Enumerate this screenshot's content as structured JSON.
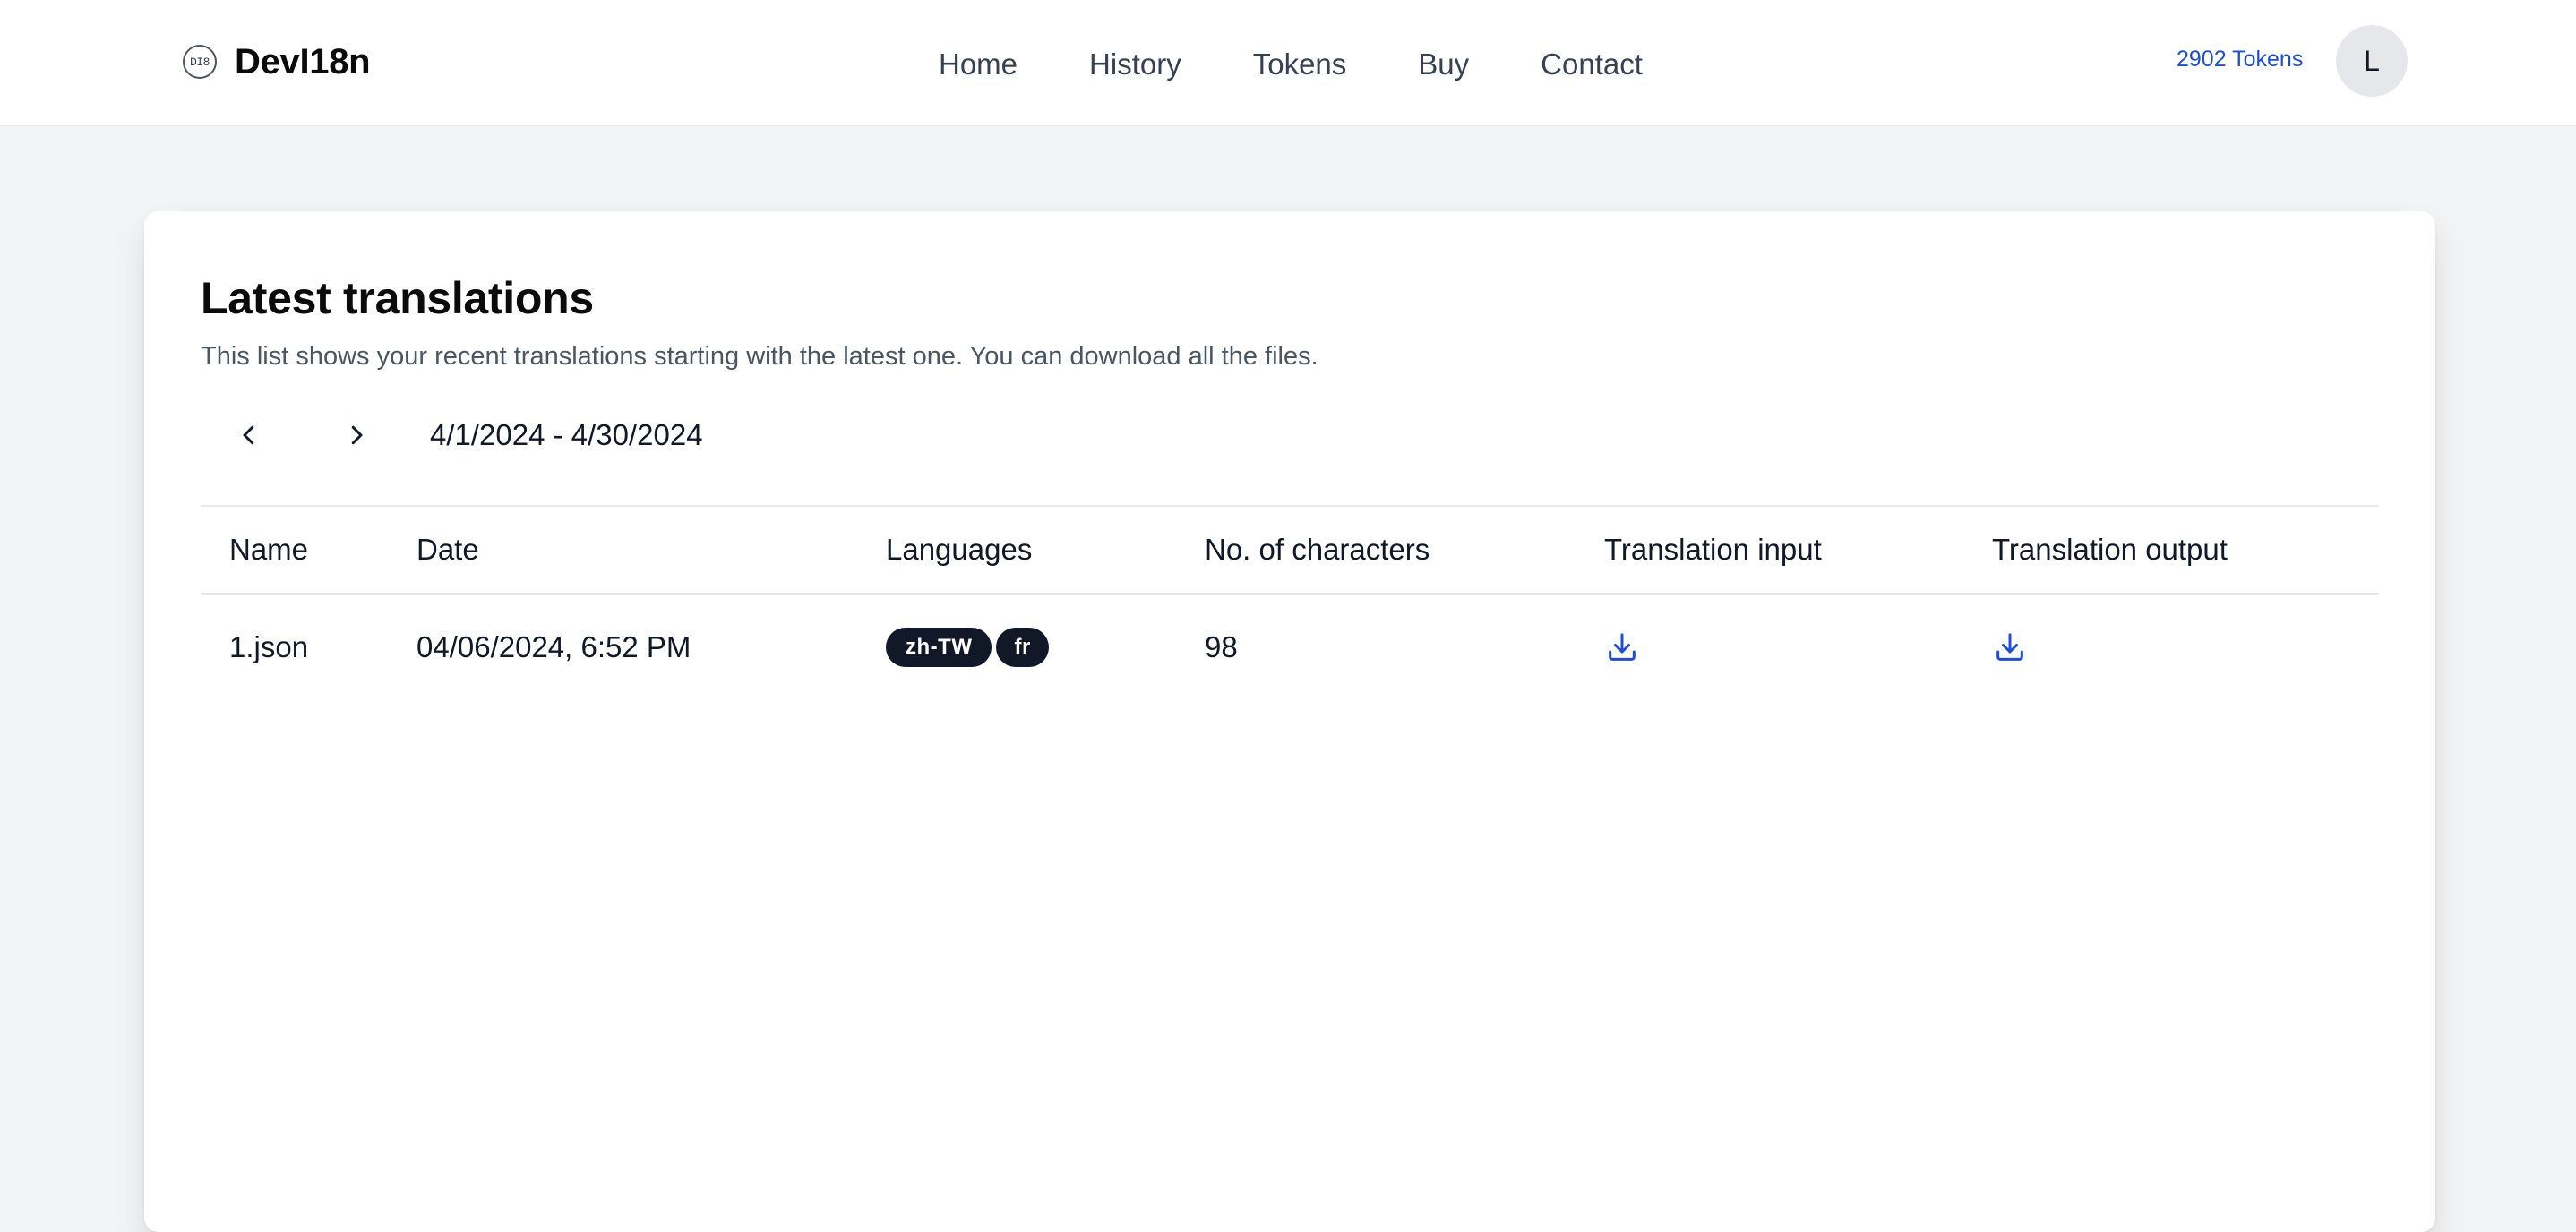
{
  "brand": {
    "logo_text": "DI8",
    "name": "DevI18n"
  },
  "nav": {
    "items": [
      {
        "label": "Home"
      },
      {
        "label": "History"
      },
      {
        "label": "Tokens"
      },
      {
        "label": "Buy"
      },
      {
        "label": "Contact"
      }
    ]
  },
  "account": {
    "tokens_label": "2902 Tokens",
    "avatar_initial": "L"
  },
  "main": {
    "title": "Latest translations",
    "subtitle": "This list shows your recent translations starting with the latest one. You can download all the files.",
    "date_range": "4/1/2024 - 4/30/2024"
  },
  "table": {
    "columns": [
      "Name",
      "Date",
      "Languages",
      "No. of characters",
      "Translation input",
      "Translation output"
    ],
    "rows": [
      {
        "name": "1.json",
        "date": "04/06/2024, 6:52 PM",
        "languages": [
          "zh-TW",
          "fr"
        ],
        "characters": "98"
      }
    ]
  },
  "icons": {
    "prev": "chevron-left-icon",
    "next": "chevron-right-icon",
    "download": "download-icon"
  },
  "colors": {
    "accent": "#1d4ed8",
    "badge_bg": "#111827",
    "page_bg": "#f3f4f6"
  }
}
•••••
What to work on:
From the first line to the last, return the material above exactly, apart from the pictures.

Task solution:
Enumerate this screenshot's content as structured JSON.
{
  "brand": {
    "logo_text": "DI8",
    "name": "DevI18n"
  },
  "nav": {
    "items": [
      {
        "label": "Home"
      },
      {
        "label": "History"
      },
      {
        "label": "Tokens"
      },
      {
        "label": "Buy"
      },
      {
        "label": "Contact"
      }
    ]
  },
  "account": {
    "tokens_label": "2902 Tokens",
    "avatar_initial": "L"
  },
  "main": {
    "title": "Latest translations",
    "subtitle": "This list shows your recent translations starting with the latest one. You can download all the files.",
    "date_range": "4/1/2024 - 4/30/2024"
  },
  "table": {
    "columns": [
      "Name",
      "Date",
      "Languages",
      "No. of characters",
      "Translation input",
      "Translation output"
    ],
    "rows": [
      {
        "name": "1.json",
        "date": "04/06/2024, 6:52 PM",
        "languages": [
          "zh-TW",
          "fr"
        ],
        "characters": "98"
      }
    ]
  },
  "icons": {
    "prev": "chevron-left-icon",
    "next": "chevron-right-icon",
    "download": "download-icon"
  },
  "colors": {
    "accent": "#1d4ed8",
    "badge_bg": "#111827",
    "page_bg": "#f3f4f6"
  }
}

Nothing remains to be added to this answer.